■ WHAT IS NEEDED
Among the entries, which lines carry the string "title"? Copy every one.

■ TASK DATA
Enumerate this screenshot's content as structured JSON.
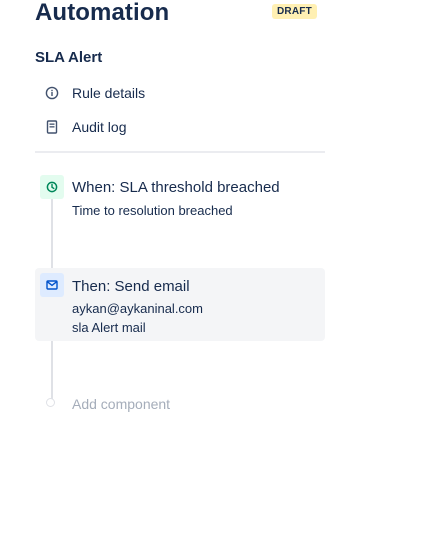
{
  "header": {
    "title": "Automation",
    "badge": "DRAFT"
  },
  "rule": {
    "name": "SLA Alert"
  },
  "menu": {
    "items": [
      {
        "label": "Rule details",
        "icon": "info-icon"
      },
      {
        "label": "Audit log",
        "icon": "document-icon"
      }
    ]
  },
  "components": {
    "trigger": {
      "icon": "clock-icon",
      "title": "When: SLA threshold breached",
      "detail": "Time to resolution breached",
      "icon_color": "#00875a",
      "icon_bg": "#e3fcef"
    },
    "action": {
      "icon": "mail-icon",
      "title": "Then: Send email",
      "details": [
        "aykan@aykaninal.com",
        "sla Alert mail"
      ],
      "icon_color": "#0052cc",
      "icon_bg": "#deebff"
    }
  },
  "add_component": {
    "label": "Add component"
  }
}
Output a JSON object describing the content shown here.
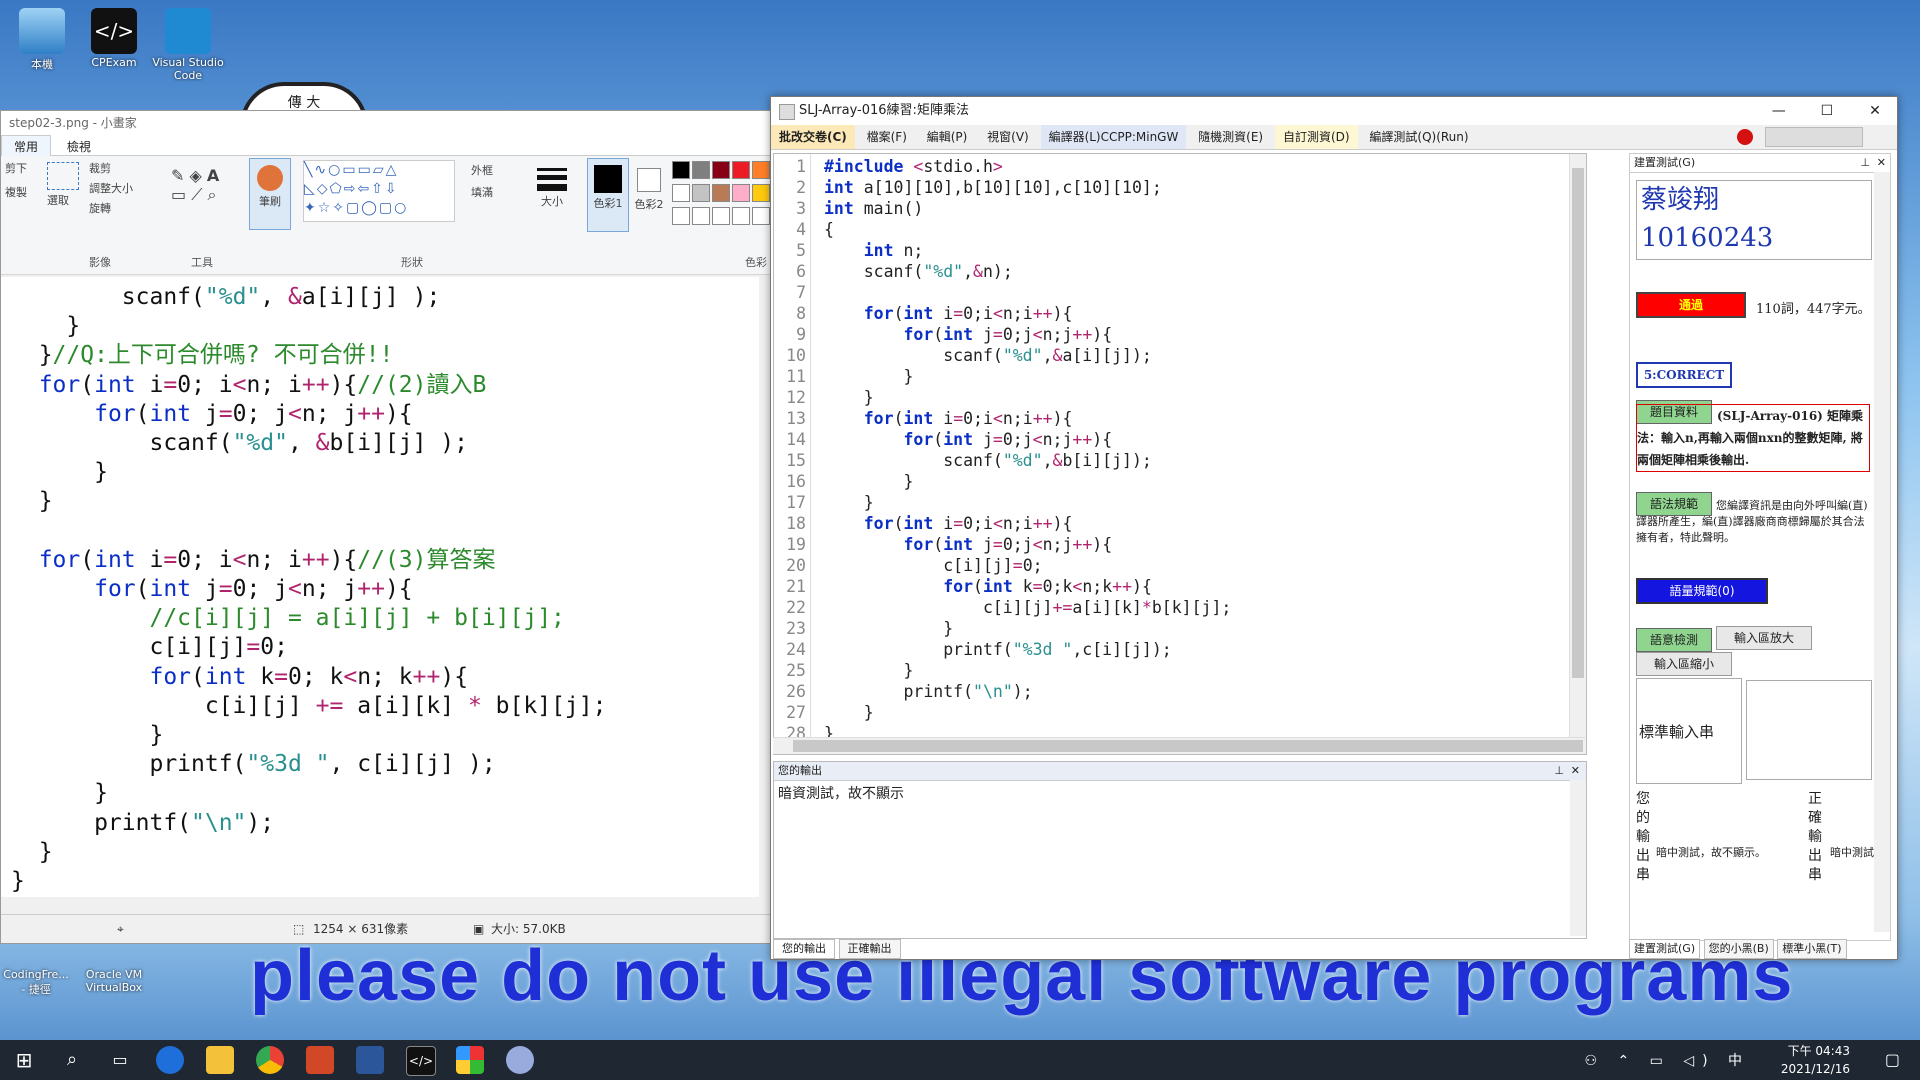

■ RESULT FOR THIS TASK
    "title": "Automation",
      "title": "When: SLA threshold breached",
      "title": "Then: Send email",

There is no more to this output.